- _WHAT THE TASK REQUIRES_
Which lines of the material hold the word "text"? Copy each one.

- _DATA EXTRACTS_
........

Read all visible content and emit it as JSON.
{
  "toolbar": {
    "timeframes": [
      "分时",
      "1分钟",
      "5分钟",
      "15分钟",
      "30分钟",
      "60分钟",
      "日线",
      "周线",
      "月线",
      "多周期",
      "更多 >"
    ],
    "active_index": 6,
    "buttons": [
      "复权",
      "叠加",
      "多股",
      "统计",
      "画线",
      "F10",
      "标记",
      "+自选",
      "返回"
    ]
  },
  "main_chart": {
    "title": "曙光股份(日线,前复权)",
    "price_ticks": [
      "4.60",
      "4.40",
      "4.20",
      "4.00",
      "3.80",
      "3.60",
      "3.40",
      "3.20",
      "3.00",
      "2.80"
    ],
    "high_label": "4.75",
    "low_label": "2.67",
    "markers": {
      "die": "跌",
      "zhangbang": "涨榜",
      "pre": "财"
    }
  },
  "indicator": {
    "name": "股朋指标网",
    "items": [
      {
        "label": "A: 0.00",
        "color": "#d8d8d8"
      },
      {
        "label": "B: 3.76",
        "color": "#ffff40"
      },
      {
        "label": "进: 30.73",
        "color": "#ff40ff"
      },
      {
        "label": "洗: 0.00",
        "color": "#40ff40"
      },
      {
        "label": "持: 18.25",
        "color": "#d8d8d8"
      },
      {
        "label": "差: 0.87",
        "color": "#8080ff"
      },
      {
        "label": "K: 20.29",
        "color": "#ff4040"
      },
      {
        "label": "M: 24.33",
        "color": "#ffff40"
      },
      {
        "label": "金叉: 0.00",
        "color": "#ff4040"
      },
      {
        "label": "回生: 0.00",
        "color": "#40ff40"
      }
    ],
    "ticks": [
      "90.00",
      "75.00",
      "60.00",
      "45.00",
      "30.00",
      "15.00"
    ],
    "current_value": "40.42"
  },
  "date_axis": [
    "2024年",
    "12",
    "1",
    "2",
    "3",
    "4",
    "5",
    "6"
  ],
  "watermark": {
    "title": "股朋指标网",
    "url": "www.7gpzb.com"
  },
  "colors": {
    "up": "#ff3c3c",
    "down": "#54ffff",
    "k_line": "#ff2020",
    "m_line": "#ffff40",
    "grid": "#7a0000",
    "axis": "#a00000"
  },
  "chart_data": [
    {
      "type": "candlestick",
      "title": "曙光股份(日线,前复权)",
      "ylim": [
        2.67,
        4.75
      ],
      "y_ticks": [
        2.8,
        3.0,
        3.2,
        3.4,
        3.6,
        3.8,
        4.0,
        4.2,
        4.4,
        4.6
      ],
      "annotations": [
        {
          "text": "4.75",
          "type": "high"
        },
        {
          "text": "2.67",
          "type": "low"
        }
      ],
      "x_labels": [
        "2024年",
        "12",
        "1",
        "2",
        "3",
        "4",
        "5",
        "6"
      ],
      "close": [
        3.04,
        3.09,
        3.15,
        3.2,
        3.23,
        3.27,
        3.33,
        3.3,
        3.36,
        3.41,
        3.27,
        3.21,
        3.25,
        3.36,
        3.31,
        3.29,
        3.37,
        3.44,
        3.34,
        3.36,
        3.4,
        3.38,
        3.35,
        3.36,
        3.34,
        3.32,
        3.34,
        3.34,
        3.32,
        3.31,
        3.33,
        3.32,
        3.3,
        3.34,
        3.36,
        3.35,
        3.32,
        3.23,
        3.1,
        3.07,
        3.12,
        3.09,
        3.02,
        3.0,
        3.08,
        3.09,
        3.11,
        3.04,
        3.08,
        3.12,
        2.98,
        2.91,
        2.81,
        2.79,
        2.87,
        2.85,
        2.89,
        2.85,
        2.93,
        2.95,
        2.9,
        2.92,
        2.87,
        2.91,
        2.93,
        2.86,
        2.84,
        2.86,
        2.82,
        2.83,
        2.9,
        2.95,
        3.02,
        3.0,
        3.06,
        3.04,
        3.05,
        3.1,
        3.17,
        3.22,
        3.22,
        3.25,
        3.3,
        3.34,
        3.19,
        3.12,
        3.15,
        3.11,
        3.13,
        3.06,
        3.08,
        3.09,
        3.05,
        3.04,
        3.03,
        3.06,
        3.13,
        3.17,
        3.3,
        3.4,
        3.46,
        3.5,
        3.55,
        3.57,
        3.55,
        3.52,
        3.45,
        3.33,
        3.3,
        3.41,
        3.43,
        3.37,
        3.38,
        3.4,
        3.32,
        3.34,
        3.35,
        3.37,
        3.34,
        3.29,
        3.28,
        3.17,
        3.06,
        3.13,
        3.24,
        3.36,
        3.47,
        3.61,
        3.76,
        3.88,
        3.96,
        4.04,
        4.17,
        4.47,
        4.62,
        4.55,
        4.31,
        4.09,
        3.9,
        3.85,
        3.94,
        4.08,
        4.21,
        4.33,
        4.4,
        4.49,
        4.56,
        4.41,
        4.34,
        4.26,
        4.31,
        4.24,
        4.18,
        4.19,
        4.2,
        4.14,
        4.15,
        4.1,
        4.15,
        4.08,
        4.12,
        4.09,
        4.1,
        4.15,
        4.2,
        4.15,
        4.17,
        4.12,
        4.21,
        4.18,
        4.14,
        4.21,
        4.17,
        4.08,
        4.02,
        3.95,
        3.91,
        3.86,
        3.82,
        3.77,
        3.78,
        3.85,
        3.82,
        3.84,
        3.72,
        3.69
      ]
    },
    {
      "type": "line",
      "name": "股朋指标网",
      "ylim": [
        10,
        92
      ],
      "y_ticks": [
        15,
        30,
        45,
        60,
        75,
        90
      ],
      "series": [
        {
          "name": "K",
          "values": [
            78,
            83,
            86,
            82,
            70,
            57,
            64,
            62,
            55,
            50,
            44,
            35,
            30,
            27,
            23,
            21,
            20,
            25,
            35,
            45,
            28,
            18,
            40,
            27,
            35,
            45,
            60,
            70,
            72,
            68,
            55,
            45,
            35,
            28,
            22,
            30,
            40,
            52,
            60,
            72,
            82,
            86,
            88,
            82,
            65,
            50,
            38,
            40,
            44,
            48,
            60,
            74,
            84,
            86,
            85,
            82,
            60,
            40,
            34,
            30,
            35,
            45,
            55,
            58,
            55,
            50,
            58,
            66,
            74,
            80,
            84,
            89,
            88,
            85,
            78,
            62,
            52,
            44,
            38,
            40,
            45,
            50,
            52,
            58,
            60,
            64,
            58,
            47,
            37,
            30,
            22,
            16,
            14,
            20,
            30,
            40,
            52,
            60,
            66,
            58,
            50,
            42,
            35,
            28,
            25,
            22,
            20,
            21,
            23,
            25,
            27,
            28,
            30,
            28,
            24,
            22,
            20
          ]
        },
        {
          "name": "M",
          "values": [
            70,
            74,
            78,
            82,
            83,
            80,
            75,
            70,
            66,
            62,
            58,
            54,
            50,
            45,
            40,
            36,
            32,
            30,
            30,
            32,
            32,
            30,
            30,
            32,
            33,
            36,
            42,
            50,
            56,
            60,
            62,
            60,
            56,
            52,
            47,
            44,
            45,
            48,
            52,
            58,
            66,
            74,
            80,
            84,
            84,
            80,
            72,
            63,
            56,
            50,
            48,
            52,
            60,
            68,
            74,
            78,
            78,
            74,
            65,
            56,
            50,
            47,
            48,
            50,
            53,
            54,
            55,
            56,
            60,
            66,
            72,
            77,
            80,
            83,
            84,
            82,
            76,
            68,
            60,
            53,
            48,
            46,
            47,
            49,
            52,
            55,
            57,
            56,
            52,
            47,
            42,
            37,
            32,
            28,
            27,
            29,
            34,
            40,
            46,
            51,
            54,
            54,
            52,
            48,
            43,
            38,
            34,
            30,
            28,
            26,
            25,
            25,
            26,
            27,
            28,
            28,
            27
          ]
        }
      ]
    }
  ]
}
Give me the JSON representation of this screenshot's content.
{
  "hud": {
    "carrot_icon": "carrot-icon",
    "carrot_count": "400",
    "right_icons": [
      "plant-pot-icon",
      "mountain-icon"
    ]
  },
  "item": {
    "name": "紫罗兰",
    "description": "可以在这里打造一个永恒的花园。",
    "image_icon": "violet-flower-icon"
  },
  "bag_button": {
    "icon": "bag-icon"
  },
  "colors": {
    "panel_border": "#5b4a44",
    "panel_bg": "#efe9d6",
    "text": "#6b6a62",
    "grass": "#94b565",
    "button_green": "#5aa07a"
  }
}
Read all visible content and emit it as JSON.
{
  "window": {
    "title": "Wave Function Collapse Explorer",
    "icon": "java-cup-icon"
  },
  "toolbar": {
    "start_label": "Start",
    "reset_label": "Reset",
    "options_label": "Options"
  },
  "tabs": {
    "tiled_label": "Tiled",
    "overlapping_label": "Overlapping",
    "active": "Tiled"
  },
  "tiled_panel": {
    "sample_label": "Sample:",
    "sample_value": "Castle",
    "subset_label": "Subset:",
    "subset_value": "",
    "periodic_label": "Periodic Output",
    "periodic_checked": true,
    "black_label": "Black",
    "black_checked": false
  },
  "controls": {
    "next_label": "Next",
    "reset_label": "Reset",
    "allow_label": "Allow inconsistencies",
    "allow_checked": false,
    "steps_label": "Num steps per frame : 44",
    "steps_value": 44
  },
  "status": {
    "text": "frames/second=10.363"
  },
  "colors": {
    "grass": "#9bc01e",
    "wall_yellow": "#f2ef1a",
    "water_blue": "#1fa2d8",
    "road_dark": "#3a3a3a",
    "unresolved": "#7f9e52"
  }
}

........

- _ANSWER FOR THIS EXERCISE_
          "text": "4.75",
          "text": "2.67",
    "text": "#6b6a62",
    "text": "frames/second=10.363"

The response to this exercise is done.